No, he isn’t suggesting that patients scrap the long tradition of visiting doctors in their offices. In so many cases, there’s nothing as effective as those face-to-face encounters, during which healthcare professionals can conduct hands-on examinations, make diagnoses, and suggest remedies.
Two years ago, Dorsey showed that he – a specialist in neurology -- could offer Parkinson’s patients good care via inexpensive videoconferencing between his office and his patients’ nursing home. The patients who participated said their video-chats with Dorsey were “better” than their in-the-flesh office visits with non-specialists.
Next, in a seven-month experiment reported last month in JAMA Neurology, Dorsey tried virtual housecalls. Ten Parkinson’s patients used their own home computers to teleconference with specialists. Another ten Parkinson’s patients made actual – traditional – trips to a specialist’s office for care. Not surprisingly, here’s what happened:

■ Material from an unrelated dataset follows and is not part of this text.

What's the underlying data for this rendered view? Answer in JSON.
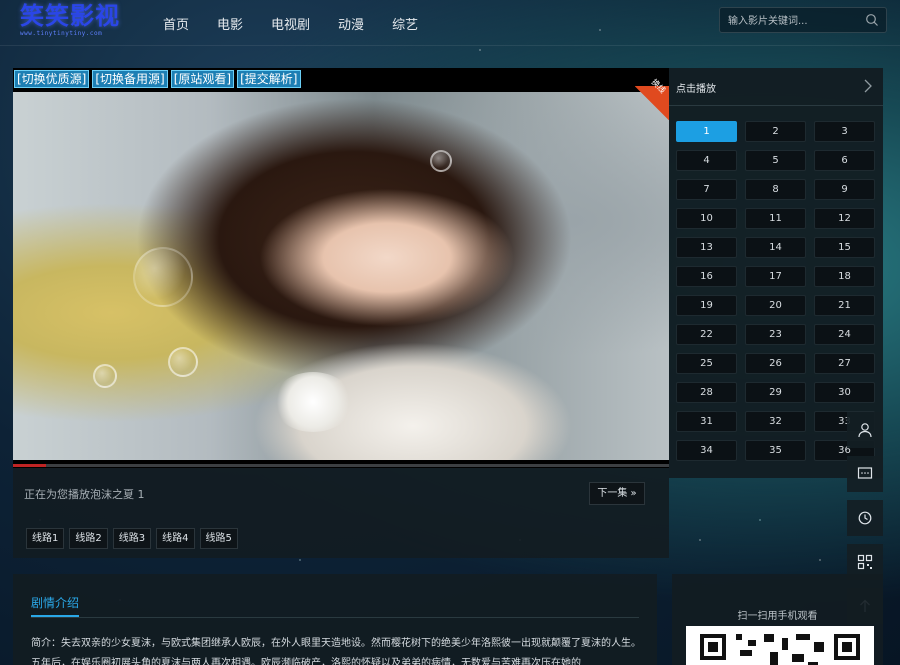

- Patients who made the actual trips to a specialist’s office needed 4.25 hours; the video patients needed 53 minutes.
- Video patients found the experience more convenient and comfortable.
- Video patients paid about $85 per visit; patients who travelled to an office paid about $137 per visit (61% more).
- Video patients reported several negatives: less personal contact, incomplete information, and technical issues.
- At the experiment’s conclusion, all video patients wanted to keep the virtual visits going. Among the office visitors, 83% wanted to give teleconferencing a try.
To keep the momentum going, Dr. Dorsey is offering free, one-time video consultations, during which he might discuss diagnoses, physical therapy, tests, and the patients’ prospects. He is licensed to practice in California, Delaware, Florida, Maryland, and NewYork, so prospective video patients must reside in one of those states. If you live outside the United States, you ARE eligible to participate.
Interested? The toll-free number is 855-237-7447. Dorsey’s office will set up the visit for the Parkinson’s patient and family for free.
Now we're saying, “remove distance, remove disability, remove the distribution of doctors." Patients will come into an era where anyone, anywhere, can get the care they need.I’m excited about the remarkable healthcare possibilities of our new communications technology, but not surprised. I witnessed my housemate Nimesh court Bhawana – now his wife – via Skype when she was getting her MBA at a college in India. These days, I see the two of them – from the comfort of our home here in Washington, DC – talk in real-time using simple video software with relatives in China, Australia, and Nepal.
Why shouldn’t the healthcare arena capitalize and keep pace?